WHAT YOU HAVE TO DO —
The lines to find are those in the entries that hold the word "account"; copy every one of them.

*** RECORD EXCERPTS ***

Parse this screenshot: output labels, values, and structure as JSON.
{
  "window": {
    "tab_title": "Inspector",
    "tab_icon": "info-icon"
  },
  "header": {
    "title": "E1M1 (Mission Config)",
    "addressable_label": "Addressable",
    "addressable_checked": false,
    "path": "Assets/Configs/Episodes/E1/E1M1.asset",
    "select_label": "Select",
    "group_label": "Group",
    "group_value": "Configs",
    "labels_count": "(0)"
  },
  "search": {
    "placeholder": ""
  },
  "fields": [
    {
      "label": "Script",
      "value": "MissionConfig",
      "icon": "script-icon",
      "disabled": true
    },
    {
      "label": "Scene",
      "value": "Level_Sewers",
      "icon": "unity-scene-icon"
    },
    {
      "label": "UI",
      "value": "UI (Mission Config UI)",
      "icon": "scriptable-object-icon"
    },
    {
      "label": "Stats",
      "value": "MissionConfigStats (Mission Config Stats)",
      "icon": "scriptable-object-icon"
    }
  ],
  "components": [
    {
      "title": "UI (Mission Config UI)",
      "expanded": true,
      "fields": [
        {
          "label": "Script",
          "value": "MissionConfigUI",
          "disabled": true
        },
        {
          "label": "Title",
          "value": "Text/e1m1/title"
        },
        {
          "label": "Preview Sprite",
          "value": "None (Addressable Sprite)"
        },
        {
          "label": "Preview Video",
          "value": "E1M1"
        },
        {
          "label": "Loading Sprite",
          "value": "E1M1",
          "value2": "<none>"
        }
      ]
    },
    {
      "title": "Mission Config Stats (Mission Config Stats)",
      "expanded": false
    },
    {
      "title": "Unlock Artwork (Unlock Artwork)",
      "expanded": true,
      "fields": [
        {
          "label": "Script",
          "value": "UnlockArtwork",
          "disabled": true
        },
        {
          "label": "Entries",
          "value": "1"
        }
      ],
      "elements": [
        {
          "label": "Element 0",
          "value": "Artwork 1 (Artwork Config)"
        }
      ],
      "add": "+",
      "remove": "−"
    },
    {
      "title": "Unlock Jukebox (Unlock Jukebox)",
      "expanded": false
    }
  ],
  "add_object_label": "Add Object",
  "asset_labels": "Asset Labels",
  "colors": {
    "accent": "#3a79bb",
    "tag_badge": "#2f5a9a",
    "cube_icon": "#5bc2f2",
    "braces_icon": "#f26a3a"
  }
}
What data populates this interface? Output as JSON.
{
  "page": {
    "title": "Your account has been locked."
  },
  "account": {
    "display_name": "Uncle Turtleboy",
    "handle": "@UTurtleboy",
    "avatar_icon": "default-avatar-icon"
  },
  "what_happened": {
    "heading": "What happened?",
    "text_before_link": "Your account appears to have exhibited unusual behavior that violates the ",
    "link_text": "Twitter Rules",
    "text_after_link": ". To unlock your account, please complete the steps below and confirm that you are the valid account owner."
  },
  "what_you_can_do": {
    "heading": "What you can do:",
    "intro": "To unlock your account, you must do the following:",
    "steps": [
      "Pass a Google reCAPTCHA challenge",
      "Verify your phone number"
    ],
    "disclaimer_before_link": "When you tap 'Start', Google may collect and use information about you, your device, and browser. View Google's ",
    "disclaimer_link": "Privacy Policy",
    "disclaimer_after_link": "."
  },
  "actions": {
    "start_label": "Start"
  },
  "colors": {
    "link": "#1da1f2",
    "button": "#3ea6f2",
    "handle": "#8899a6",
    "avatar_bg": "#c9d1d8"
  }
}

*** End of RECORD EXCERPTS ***

YOUR RESPONSE —
    "title": "Your account has been locked."
  "account": {
    "text_before_link": "Your account appears to have exhibited unusual behavior that violates the ",
    "text_after_link": ". To unlock your account, please complete the steps below and confirm that you are the valid account owner."
    "intro": "To unlock your account, you must do the following:",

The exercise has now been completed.